Task prompt: Down to the last line, reproduce the data below exactly.

=== Begin Enclosure ===

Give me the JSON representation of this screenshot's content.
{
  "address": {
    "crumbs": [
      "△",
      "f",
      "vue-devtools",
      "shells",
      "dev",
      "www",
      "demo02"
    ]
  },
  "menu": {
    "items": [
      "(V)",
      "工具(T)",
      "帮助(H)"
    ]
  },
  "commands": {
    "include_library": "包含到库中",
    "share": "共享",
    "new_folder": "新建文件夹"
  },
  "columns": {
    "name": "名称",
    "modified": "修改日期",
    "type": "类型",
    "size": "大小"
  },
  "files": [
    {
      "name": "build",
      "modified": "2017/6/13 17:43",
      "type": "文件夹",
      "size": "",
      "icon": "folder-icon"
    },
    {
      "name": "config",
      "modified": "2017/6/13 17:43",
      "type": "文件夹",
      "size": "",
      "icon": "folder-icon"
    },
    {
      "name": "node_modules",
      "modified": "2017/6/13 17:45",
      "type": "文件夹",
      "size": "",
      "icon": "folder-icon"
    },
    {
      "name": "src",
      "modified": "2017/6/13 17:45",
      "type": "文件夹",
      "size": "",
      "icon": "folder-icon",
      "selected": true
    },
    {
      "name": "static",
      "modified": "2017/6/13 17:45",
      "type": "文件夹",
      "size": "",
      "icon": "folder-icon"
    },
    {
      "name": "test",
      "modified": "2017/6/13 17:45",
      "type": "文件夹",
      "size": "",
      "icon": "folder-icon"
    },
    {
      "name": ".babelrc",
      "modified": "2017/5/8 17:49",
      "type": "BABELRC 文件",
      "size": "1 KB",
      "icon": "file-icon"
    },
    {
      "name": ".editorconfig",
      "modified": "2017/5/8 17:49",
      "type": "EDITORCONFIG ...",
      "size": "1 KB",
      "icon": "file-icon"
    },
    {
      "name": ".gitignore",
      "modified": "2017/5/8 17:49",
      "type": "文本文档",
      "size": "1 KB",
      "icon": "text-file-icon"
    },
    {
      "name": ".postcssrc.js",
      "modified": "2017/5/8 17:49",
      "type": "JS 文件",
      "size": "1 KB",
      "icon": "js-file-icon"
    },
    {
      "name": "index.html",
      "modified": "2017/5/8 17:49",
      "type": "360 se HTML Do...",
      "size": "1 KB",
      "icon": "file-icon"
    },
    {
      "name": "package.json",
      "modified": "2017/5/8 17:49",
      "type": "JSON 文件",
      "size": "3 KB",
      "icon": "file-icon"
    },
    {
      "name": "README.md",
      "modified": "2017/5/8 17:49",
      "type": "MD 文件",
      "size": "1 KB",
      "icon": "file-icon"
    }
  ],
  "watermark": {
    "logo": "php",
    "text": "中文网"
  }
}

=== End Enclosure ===

Completed task:
Give me the JSON representation of this screenshot's content.
{
  "address": {
    "crumbs": [
      "△",
      "f",
      "vue-devtools",
      "shells",
      "dev",
      "www",
      "demo02"
    ]
  },
  "menu": {
    "items": [
      "(V)",
      "工具(T)",
      "帮助(H)"
    ]
  },
  "commands": {
    "include_library": "包含到库中",
    "share": "共享",
    "new_folder": "新建文件夹"
  },
  "columns": {
    "name": "名称",
    "modified": "修改日期",
    "type": "类型",
    "size": "大小"
  },
  "files": [
    {
      "name": "build",
      "modified": "2017/6/13 17:43",
      "type": "文件夹",
      "size": "",
      "icon": "folder-icon"
    },
    {
      "name": "config",
      "modified": "2017/6/13 17:43",
      "type": "文件夹",
      "size": "",
      "icon": "folder-icon"
    },
    {
      "name": "node_modules",
      "modified": "2017/6/13 17:45",
      "type": "文件夹",
      "size": "",
      "icon": "folder-icon"
    },
    {
      "name": "src",
      "modified": "2017/6/13 17:45",
      "type": "文件夹",
      "size": "",
      "icon": "folder-icon",
      "selected": true
    },
    {
      "name": "static",
      "modified": "2017/6/13 17:45",
      "type": "文件夹",
      "size": "",
      "icon": "folder-icon"
    },
    {
      "name": "test",
      "modified": "2017/6/13 17:45",
      "type": "文件夹",
      "size": "",
      "icon": "folder-icon"
    },
    {
      "name": ".babelrc",
      "modified": "2017/5/8 17:49",
      "type": "BABELRC 文件",
      "size": "1 KB",
      "icon": "file-icon"
    },
    {
      "name": ".editorconfig",
      "modified": "2017/5/8 17:49",
      "type": "EDITORCONFIG ...",
      "size": "1 KB",
      "icon": "file-icon"
    },
    {
      "name": ".gitignore",
      "modified": "2017/5/8 17:49",
      "type": "文本文档",
      "size": "1 KB",
      "icon": "text-file-icon"
    },
    {
      "name": ".postcssrc.js",
      "modified": "2017/5/8 17:49",
      "type": "JS 文件",
      "size": "1 KB",
      "icon": "js-file-icon"
    },
    {
      "name": "index.html",
      "modified": "2017/5/8 17:49",
      "type": "360 se HTML Do...",
      "size": "1 KB",
      "icon": "file-icon"
    },
    {
      "name": "package.json",
      "modified": "2017/5/8 17:49",
      "type": "JSON 文件",
      "size": "3 KB",
      "icon": "file-icon"
    },
    {
      "name": "README.md",
      "modified": "2017/5/8 17:49",
      "type": "MD 文件",
      "size": "1 KB",
      "icon": "file-icon"
    }
  ],
  "watermark": {
    "logo": "php",
    "text": "中文网"
  }
}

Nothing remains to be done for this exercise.